Pakistan Foreign Minister, in his  speech at the  SCO,  argued , “the collective security of our peoples is our joint responsibility. Terrorism continues to threaten global security. Let’s not get caught up in weaponising  terrorism for diplomatic point scoring … our success requires us to isolate this issue from geo-political partnership.”

This  argument  was  in response to the opening  remarks of Indian Foreign Minister, who  recalled  that how the menace of terrorism continued  unabated  even when the world was facing COVID and its consequences.

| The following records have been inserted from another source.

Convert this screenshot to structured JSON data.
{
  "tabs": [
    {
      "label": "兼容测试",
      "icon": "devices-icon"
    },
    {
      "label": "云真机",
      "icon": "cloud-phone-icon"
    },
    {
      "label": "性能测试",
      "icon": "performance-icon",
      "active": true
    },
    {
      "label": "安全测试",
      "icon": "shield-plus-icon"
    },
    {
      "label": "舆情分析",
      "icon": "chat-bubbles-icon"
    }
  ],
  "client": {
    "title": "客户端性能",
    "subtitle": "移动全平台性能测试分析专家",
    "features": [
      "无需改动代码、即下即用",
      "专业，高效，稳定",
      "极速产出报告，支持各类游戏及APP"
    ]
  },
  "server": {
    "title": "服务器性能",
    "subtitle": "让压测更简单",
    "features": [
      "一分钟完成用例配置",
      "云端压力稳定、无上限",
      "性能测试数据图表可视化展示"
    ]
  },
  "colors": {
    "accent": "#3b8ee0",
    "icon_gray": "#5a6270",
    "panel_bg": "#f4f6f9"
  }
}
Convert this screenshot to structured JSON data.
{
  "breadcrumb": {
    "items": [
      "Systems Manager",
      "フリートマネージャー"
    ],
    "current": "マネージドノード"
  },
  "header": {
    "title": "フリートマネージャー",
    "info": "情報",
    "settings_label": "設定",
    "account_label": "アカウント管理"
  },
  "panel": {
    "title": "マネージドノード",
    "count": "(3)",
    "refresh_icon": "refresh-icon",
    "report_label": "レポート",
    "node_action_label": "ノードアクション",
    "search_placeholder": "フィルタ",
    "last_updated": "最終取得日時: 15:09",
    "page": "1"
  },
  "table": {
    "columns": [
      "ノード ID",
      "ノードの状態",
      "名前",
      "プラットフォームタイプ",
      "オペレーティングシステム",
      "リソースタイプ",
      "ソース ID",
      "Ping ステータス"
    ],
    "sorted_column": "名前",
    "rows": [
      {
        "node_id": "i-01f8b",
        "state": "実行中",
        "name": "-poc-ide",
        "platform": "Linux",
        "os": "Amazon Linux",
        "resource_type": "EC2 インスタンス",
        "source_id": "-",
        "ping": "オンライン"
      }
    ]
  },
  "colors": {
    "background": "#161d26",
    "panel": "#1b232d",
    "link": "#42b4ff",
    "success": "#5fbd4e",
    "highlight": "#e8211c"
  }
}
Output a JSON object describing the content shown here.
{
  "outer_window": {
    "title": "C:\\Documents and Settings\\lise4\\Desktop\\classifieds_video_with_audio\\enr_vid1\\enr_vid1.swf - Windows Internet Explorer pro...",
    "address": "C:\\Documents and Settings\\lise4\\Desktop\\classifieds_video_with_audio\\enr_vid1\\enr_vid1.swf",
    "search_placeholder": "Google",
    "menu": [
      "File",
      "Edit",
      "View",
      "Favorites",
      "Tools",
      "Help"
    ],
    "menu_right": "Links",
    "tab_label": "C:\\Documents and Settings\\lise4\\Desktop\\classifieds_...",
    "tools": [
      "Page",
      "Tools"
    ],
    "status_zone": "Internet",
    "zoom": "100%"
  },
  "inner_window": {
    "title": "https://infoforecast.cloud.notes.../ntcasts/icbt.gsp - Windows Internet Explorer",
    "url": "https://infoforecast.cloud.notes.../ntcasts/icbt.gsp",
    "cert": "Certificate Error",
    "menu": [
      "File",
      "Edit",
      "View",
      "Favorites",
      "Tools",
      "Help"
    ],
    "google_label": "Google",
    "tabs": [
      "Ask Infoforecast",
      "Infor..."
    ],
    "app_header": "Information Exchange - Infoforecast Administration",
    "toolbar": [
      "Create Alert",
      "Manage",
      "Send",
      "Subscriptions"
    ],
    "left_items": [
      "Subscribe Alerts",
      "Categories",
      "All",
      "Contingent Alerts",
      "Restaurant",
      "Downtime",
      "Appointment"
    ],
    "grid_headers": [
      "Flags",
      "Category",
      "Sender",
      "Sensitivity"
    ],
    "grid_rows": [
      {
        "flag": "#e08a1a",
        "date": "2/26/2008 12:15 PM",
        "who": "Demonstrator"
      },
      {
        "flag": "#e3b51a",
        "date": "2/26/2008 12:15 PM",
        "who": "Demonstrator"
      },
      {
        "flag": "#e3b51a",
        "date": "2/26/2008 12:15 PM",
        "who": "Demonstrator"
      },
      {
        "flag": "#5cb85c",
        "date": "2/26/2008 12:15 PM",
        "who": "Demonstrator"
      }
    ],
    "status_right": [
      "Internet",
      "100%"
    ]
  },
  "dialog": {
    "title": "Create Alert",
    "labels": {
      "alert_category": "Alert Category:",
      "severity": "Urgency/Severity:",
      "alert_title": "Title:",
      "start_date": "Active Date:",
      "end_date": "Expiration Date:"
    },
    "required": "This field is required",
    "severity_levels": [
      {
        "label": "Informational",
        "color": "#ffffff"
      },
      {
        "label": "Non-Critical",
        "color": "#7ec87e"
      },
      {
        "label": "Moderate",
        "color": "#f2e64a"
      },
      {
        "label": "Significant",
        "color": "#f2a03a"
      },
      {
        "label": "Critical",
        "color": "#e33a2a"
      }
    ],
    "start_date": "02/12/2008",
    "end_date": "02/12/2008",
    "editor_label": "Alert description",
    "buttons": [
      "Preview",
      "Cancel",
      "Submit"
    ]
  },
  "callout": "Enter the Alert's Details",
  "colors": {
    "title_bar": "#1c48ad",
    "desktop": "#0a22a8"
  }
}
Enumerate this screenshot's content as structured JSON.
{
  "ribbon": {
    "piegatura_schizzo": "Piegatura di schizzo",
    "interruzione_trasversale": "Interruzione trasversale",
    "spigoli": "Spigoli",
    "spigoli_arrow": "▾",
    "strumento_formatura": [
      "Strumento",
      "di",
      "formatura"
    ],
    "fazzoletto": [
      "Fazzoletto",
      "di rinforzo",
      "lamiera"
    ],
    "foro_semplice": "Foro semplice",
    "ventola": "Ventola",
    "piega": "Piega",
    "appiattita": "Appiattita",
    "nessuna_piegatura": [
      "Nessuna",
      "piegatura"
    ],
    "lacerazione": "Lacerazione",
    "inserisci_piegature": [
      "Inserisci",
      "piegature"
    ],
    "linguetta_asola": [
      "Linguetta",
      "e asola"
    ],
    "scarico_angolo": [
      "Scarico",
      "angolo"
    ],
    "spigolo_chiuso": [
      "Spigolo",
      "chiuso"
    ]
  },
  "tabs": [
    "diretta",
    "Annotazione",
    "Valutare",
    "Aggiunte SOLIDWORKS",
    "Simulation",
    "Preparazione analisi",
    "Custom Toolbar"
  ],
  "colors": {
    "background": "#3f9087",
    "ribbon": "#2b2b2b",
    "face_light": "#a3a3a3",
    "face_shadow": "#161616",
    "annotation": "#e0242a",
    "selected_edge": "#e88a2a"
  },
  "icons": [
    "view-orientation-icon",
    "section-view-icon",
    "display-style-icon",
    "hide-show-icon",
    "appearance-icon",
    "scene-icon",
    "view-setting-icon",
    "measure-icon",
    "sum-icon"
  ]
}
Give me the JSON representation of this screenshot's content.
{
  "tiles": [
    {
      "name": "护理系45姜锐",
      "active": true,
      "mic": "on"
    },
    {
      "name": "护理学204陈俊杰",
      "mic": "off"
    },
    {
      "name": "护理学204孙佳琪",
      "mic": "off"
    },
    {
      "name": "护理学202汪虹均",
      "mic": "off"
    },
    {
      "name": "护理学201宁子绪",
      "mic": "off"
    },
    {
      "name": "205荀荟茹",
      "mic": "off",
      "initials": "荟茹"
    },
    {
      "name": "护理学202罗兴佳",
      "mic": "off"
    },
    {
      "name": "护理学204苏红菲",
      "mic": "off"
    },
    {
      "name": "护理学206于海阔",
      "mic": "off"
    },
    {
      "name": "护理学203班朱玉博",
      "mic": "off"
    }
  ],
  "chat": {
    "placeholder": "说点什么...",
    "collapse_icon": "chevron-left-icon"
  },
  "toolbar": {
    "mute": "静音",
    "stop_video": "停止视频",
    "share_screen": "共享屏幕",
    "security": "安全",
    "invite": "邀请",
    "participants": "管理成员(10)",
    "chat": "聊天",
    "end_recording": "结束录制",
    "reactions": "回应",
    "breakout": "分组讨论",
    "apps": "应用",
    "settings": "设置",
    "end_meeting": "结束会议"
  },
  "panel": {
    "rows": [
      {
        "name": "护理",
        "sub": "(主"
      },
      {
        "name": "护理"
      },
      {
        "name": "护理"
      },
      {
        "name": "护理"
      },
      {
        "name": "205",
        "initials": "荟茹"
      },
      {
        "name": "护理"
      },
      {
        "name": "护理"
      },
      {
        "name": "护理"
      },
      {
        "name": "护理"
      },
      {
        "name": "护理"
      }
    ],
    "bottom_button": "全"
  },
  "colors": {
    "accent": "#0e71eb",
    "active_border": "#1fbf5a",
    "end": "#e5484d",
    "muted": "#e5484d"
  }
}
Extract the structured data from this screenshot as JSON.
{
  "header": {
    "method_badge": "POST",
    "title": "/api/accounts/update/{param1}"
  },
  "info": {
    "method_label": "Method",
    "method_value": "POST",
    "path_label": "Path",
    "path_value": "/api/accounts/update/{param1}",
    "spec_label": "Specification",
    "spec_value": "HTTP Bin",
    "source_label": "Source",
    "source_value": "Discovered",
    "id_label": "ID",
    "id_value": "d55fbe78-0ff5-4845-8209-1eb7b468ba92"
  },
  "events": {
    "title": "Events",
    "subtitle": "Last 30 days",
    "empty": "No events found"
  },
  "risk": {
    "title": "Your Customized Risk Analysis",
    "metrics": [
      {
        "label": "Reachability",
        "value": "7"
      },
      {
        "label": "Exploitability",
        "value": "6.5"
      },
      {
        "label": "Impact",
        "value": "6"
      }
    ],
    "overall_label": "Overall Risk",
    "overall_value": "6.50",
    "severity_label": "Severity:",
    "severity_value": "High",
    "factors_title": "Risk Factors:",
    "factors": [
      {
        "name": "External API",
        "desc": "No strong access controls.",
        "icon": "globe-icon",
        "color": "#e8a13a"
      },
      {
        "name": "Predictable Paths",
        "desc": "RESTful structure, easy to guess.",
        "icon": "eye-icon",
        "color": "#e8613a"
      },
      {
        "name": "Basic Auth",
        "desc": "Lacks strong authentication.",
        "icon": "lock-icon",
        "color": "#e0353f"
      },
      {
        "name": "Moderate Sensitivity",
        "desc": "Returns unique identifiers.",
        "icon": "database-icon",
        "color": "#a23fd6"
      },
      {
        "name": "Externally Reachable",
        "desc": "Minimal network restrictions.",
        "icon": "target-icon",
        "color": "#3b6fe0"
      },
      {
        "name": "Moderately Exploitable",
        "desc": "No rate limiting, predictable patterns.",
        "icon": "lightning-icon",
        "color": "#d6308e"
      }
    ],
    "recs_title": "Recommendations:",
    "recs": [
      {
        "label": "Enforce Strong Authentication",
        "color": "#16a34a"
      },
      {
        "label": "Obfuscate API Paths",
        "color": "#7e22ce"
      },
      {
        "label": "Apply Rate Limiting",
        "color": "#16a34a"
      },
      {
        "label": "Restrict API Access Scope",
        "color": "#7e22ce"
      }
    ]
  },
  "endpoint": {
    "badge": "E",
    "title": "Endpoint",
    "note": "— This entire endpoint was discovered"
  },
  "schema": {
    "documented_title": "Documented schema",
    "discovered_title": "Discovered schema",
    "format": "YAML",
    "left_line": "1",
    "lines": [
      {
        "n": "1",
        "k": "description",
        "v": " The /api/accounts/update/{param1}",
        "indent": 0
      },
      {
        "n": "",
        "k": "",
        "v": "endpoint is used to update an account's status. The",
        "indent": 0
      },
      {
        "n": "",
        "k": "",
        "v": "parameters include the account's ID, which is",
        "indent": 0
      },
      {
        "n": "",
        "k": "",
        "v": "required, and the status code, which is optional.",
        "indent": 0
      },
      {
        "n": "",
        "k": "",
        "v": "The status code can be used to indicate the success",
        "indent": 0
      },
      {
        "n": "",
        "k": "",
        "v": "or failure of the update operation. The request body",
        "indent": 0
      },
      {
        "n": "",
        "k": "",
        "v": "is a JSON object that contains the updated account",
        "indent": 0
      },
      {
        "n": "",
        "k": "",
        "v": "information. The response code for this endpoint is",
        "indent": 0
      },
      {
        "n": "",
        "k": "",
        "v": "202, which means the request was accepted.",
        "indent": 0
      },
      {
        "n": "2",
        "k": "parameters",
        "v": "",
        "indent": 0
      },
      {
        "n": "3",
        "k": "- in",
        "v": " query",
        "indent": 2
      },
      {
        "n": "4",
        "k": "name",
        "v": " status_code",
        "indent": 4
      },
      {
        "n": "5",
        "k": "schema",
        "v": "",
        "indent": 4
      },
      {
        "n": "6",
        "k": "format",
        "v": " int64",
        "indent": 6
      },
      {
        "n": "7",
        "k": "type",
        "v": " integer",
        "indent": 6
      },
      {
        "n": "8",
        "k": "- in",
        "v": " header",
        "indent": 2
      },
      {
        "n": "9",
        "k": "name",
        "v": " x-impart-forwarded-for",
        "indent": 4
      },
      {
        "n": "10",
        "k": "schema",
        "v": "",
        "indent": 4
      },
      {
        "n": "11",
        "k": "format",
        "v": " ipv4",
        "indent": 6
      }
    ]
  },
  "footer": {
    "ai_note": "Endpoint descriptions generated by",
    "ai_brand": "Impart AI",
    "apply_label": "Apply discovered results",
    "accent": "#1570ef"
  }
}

“Taking our eyes off this menace would be detrimental to our security interests. We firmly believe that there can be no justification for terrorism and it must be stopped in all its forms and manifestations, including cross-border terrorism.

The channel of finances for terrorist activities must be seized and blocked without distinction. Members need not be reminded that combating terrorism is one of the original mandates of the SCO,” Jaishankar asserted. These were thinly veiled remarks about Pakistan.

Jaishankar, who has been a career diplomat, and well versed with the geopolitical realities, had to drive this point home to the SCO members, and especially to his Pakistani counterpart that terrorism cannot be normalised in a civilised society. Bilawal spoke of his own experience of losing mother Benazir Bhutto  in a terror attack in December 2007, and also that how Pakistan has suffered due to  terrorism.

There is a fundamental difference between the two sets of terrorism. Bhutto was talking of terrorism in Pakistan, which is home grown. The terror nurseries were set up long before the terrorism of the 21st century, traced to 9/11. Pakistan hosted, and then launched all the mercenaries who came from different parts of the world, especially Islamic countries, including Saudi Arabia – Osama bin Laden  being one of  them - to fight the Soviet  troops in Afghanistan. Later it was during her  mother’s government  that Taliban was created.

It is not the Indian problem that Benazir Bhutto was pressured by Pakistan army to do so, the fact remains that she was the Prime Minister of the day. And, no one has forgotten that it was  again, during her government, that militancy was  set up in Jammu and Kashmir. India is victim of cross-border terrorism. Pakistan is victim of its own terrorism. The cross-border terrorism that it claims it is facing from across the border from Afghanistan – is also its own creation.

This difference has to be noticed. That is in Pakistan’s interest and also that of the security and stability of the region. It must bell the cat at home.

Arun Joshi is author of " Eyewitness Kashmir- Teetering on Nuclear War" and writes on strategic affairs of South Asia

DISCLAIMER: The views and opinions expressed in this article are the personal opinions of the author.

The facts, analysis, assumptions and perspective appearing in the article do not reflect the views of GK.

Related Stories

No stories found.
Greater Kashmir